Hôtel Arvor Saint Georges

Owner Nadine Flammarion has taken a fresh and fun approach to interior design with bright white walls and splashes of colour bringing out the atmosphere at Hôtel Arvor Saint Georges. Novels, deckchairs and striking art prints contrast with the otherwise Spartan approach. Arvor has 24 rooms and six suites and the location makes it perfect for strolling through Montmartre and soaking up some creative inspiration.

Hôtel Darcet

Hotel Darcet offers 32 modern and comfortable rooms right in the heart of Paris. Perfect for travellers and business people alike, the prices are also very reasonable. The hotel is also conveniently located just a 10-minute walk to Saint-Lazare station.


Hôtel Banke

A new addition to the Derby Hotel chain, Hôtel Banke is a refurbished bank found in the desirable Opera district in Paris. The lobby’s grandiose circular interior, capped with a crystal-domed ceiling, gives way to thickly carpeted hallways and designer sofas. Both single and double rooms are modern and pleasingly functional. The trendiness factor borders on gauche, but with this location who cares.

Sofitel Paris Le Faubourg

The wonderful Sofitel Paris Le Faubourg is a renovated 18th century mansion that feels effortlessly like a Parisian town house. Styled by the illustrious Didier Gomez, the rooms in this 5-star hotel are tastefully finished with Louis XV armchairs, vintage mirrors and beds you can imagine libertine lovers losing whole weekends in. Lunch and cocktails in the hidden courtyard terrace are a must too.

Hôtel Des Academies Et Des Arts

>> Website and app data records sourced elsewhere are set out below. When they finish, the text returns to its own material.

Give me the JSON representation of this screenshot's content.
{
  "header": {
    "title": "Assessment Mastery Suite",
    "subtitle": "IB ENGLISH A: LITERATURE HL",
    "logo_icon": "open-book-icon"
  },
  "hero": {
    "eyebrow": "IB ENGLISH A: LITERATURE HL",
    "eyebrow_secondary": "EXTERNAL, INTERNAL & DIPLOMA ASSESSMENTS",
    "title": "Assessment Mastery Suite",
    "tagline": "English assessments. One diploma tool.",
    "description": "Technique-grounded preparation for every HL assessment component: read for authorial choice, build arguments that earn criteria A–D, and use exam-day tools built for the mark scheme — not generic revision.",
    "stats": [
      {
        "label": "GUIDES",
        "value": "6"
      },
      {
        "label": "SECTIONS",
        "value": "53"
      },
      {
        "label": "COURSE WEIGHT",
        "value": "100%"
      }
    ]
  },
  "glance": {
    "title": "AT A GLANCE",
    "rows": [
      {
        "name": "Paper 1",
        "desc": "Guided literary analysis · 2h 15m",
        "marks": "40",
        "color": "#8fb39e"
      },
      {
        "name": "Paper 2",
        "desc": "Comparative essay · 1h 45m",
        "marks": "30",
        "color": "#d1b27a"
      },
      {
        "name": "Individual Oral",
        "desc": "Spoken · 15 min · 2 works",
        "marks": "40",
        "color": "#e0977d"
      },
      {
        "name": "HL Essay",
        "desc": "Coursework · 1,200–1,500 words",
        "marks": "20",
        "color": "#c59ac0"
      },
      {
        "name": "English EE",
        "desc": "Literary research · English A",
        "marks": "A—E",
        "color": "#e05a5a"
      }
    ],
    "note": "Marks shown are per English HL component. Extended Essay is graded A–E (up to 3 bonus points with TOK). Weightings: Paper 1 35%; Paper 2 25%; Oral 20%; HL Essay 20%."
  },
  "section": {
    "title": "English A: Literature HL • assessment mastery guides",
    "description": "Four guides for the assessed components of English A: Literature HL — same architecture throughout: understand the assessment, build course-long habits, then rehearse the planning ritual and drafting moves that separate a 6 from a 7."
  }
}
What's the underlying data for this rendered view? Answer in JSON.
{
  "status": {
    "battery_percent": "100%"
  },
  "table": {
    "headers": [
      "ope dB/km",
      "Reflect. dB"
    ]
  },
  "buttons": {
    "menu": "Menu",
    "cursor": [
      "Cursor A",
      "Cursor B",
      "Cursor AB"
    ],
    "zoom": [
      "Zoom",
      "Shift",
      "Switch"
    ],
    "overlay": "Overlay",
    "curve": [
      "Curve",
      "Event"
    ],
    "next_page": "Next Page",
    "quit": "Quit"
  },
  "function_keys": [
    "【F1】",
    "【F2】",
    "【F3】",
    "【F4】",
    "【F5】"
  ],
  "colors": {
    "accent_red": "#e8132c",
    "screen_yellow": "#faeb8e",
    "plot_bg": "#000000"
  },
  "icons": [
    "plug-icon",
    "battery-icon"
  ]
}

Just around the corner from Montparnasse cemetery, this neat boutique hotel offers stunning rooms and a sumptuous breakfast without the wallet melting price tag. Best of all, it feels far more like neighbourhood Paris than similarly sized spots in touristy Montmartre. The lounge area, replete with library, is a great place to kick back before heading out to one of the array of nearby brasseries for dinner.

Le Bristol

There’s luxury accommodation and then there’s Hotel Le Bristol Paris. From marble-panelled powder rooms to its regal 1,210-sq-m (13,000-sq-ft) garden, Le Bristol has been Paris’s most prestigious hotel since its inception in 1925. All services are naturally state of the art and foodies will be happy to hear its three-Michelin starred restaurant continues to stockpile accolades under the guidance of chef Eric Frechon.